In the entries that follow, which lines hold the string "chatroom"? List them.

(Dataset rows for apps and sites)

=======

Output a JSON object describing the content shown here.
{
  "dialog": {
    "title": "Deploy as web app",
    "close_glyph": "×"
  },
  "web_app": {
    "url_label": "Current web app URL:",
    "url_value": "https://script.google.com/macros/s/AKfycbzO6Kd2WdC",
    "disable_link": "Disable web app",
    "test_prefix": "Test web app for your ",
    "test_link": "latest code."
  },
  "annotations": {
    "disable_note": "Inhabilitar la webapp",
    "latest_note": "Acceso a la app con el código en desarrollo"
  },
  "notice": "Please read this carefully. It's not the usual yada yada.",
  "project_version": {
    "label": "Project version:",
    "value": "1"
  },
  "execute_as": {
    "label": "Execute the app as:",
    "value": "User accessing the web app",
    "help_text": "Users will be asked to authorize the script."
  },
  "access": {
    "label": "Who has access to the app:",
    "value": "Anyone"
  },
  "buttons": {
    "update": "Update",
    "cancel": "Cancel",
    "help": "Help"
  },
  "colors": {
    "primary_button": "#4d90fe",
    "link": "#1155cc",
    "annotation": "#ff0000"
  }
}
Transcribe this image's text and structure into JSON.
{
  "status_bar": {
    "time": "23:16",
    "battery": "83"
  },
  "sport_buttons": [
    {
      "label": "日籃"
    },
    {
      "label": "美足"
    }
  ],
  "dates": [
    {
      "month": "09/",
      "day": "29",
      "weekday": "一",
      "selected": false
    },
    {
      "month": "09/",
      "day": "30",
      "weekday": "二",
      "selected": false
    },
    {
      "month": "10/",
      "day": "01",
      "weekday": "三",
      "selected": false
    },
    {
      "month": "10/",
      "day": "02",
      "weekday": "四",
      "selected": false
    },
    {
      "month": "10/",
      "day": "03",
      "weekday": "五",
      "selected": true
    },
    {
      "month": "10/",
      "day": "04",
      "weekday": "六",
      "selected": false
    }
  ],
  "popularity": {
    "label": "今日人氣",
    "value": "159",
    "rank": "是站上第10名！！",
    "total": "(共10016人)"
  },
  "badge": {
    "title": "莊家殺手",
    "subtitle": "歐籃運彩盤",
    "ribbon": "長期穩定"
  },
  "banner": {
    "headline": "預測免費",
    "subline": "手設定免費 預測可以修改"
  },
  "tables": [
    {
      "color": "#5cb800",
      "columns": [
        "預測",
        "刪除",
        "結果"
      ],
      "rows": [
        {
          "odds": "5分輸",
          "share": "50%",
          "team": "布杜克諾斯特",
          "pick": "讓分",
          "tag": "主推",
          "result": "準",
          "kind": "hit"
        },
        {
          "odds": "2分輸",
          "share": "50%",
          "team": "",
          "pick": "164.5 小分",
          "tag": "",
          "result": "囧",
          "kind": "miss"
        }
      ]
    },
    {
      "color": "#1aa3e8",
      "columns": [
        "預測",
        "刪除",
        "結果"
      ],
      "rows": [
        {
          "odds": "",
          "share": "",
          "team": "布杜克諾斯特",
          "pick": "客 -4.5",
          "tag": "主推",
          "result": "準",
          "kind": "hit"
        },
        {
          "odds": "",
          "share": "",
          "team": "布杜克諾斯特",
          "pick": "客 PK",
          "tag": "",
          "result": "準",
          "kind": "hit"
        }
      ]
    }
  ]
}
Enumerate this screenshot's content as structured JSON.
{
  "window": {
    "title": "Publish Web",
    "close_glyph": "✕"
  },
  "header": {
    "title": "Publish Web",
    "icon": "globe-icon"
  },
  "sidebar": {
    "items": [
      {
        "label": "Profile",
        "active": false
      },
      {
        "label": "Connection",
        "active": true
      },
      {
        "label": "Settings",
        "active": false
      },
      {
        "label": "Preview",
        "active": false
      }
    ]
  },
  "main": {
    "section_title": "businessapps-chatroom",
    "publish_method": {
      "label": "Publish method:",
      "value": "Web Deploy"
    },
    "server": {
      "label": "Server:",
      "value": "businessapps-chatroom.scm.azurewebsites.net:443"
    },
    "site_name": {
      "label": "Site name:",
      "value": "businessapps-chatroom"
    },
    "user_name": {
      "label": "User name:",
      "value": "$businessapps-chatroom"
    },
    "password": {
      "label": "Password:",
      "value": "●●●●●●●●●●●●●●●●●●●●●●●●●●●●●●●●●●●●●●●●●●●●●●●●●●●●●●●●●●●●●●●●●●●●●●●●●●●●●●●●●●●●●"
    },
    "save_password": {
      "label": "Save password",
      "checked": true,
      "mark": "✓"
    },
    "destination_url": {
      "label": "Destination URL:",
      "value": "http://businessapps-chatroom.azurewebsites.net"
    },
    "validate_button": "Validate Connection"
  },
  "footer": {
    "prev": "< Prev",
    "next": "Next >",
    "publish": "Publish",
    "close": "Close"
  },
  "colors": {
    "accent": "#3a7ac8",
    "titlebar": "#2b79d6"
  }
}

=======

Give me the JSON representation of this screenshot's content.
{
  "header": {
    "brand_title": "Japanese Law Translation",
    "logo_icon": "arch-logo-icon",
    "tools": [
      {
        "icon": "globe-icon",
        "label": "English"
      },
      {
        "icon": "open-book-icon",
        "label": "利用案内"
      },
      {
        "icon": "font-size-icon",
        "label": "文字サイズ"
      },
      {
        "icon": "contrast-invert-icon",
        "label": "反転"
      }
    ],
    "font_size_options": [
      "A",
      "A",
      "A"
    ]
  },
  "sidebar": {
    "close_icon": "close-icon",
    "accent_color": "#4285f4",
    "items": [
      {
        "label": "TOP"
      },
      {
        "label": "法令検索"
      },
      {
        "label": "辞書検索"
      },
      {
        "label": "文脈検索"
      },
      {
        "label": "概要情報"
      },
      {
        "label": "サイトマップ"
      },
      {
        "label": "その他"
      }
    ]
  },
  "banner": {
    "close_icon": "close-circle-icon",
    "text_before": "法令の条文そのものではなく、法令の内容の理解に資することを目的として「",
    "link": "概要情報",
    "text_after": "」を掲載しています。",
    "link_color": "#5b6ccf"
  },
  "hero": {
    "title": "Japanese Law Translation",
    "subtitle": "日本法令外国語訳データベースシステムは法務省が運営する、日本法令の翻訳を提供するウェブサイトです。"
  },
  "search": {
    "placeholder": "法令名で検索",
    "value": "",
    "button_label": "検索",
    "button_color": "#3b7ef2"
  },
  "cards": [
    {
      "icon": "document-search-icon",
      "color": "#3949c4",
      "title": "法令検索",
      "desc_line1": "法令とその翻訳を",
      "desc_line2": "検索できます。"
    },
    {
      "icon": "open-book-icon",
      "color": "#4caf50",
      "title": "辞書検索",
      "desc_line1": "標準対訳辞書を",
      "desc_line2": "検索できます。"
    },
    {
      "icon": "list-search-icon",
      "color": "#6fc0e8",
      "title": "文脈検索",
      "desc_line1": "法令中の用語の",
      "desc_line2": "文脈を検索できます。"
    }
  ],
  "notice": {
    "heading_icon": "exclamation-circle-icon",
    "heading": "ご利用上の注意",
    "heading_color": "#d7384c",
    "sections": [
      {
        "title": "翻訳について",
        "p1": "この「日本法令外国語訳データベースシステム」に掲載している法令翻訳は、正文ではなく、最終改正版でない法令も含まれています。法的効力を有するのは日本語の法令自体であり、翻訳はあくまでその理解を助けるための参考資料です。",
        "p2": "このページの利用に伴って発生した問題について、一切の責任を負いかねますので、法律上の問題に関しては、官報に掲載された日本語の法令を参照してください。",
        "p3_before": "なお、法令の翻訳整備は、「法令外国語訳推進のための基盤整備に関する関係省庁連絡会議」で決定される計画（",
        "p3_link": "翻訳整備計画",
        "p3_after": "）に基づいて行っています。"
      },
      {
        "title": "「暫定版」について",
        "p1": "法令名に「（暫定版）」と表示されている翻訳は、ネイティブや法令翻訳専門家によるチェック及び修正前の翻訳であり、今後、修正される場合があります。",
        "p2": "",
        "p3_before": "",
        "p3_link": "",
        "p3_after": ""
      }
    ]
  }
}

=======

* [WRITTEN ANSWER]:
    "section_title": "businessapps-chatroom",
      "value": "businessapps-chatroom.scm.azurewebsites.net:443"
      "value": "businessapps-chatroom"
      "value": "$businessapps-chatroom"
      "value": "http://businessapps-chatroom.azurewebsites.net"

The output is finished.